Ark ID:
w68p8sz9
SNAC ID:
49897007

Subjects:

  • Communists
  • Nationalism
  • Black nationalism
  • Nationalism--Caribbean Area
  • Scottsboro Trial, Scottsboro, Ala., 1931
  • Black nationalism--United States
  • African American orators
  • African American communists
  • Pan--Africanism
  • Communists--United States
  • Scottsboro Trial, Scottboro, Ala., 1931
  • Carib Indians
  • African Americans--Name

Occupations:

not available for this record

Places:
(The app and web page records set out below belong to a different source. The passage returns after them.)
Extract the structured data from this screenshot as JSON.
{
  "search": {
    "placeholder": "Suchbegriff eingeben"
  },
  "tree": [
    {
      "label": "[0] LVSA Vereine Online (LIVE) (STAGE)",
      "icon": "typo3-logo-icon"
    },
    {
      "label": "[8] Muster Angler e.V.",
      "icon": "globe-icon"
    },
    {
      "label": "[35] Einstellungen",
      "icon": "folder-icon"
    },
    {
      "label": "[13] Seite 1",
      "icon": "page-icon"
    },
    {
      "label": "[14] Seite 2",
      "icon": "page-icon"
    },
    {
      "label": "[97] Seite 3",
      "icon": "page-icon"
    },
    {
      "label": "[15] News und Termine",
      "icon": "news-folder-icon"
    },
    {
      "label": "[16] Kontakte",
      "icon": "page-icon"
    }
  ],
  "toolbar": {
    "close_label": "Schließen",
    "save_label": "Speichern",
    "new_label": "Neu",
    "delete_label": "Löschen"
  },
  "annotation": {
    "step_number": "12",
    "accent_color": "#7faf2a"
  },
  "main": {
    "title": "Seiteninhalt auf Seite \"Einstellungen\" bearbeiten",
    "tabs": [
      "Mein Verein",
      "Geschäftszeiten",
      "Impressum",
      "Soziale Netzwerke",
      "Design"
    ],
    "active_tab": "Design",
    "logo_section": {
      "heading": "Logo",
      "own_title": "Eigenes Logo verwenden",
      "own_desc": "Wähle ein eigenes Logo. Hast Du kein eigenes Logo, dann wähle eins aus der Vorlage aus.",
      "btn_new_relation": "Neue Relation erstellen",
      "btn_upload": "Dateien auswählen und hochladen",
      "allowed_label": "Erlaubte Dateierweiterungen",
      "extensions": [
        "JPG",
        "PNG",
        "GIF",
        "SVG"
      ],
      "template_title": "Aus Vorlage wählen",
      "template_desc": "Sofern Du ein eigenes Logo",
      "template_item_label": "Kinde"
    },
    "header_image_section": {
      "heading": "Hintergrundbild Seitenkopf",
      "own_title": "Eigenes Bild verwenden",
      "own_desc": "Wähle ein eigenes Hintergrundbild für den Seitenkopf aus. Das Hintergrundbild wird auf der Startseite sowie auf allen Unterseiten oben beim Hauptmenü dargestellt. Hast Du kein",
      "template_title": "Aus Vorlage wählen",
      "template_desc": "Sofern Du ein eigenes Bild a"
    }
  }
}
  • Caribbean Area (as recorded)
  • West Indies (Federation) (as recorded)
  • Caribbean Area (as recorded)
  • United States (as recorded)
  • Harlem (New York, N.Y.) (as recorded)
  • Harlem (New York, N.Y.) (as recorded)
  • West Indies (Federation) (as recorded)